- _Required work_:
Whenever a line in the entries below contains "download", copy that line.
------------------------------------------------
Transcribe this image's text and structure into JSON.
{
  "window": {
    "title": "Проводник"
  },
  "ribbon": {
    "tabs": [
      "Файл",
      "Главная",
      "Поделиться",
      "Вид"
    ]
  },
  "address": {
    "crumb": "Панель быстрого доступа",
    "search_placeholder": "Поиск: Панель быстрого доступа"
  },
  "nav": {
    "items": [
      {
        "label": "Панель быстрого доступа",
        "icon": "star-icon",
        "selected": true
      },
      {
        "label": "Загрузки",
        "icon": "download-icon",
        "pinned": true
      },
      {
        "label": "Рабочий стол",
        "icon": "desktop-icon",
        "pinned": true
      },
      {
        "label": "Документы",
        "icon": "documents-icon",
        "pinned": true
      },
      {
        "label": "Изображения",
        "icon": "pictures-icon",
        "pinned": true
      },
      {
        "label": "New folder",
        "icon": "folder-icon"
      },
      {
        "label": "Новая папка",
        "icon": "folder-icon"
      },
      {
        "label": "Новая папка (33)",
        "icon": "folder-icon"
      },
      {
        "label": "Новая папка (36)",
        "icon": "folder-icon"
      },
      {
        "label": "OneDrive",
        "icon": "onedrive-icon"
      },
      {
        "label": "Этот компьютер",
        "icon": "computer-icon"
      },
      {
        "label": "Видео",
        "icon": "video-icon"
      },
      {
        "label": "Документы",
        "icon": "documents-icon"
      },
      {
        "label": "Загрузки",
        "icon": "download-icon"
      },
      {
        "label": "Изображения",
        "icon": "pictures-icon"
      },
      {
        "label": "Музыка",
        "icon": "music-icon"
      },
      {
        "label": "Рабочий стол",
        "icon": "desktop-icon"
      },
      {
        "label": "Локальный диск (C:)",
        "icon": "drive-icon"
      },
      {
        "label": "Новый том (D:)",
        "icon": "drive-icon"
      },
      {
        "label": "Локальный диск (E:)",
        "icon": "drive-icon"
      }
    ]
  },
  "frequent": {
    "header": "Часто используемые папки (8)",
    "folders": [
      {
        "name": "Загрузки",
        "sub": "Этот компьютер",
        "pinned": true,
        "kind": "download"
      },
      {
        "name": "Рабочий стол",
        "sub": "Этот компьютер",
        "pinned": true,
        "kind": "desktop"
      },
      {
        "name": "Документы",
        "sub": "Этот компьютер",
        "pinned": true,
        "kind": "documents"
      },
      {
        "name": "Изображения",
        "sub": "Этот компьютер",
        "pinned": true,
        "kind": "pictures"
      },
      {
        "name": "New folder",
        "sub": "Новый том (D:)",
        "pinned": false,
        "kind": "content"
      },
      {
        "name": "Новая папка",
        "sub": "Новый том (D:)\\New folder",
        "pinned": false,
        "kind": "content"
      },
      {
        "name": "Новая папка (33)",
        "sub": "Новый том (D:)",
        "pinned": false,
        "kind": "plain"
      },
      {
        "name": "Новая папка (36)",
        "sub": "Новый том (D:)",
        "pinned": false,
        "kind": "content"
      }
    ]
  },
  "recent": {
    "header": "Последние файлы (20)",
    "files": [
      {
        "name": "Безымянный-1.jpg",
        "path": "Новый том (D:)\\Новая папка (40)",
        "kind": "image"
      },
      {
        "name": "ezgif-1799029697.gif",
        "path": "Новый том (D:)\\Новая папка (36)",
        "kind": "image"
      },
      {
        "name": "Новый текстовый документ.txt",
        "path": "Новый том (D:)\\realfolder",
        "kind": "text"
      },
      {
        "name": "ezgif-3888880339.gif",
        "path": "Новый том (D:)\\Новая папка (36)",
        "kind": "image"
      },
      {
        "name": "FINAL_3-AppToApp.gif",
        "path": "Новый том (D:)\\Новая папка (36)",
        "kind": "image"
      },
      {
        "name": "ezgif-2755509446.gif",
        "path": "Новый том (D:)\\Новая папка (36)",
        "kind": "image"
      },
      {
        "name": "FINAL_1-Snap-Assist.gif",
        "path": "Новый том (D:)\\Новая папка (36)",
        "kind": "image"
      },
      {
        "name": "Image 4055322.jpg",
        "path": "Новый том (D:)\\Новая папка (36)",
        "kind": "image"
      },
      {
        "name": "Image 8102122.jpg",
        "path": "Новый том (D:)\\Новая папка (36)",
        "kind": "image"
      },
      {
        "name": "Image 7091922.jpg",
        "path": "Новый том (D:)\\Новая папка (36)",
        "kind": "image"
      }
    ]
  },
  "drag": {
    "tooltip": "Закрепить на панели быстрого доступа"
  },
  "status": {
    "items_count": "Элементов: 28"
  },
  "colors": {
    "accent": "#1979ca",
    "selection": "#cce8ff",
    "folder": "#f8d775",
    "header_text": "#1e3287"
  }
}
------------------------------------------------
- _Solution to this problem_:
        "icon": "download-icon",
        "icon": "download-icon"
        "kind": "download"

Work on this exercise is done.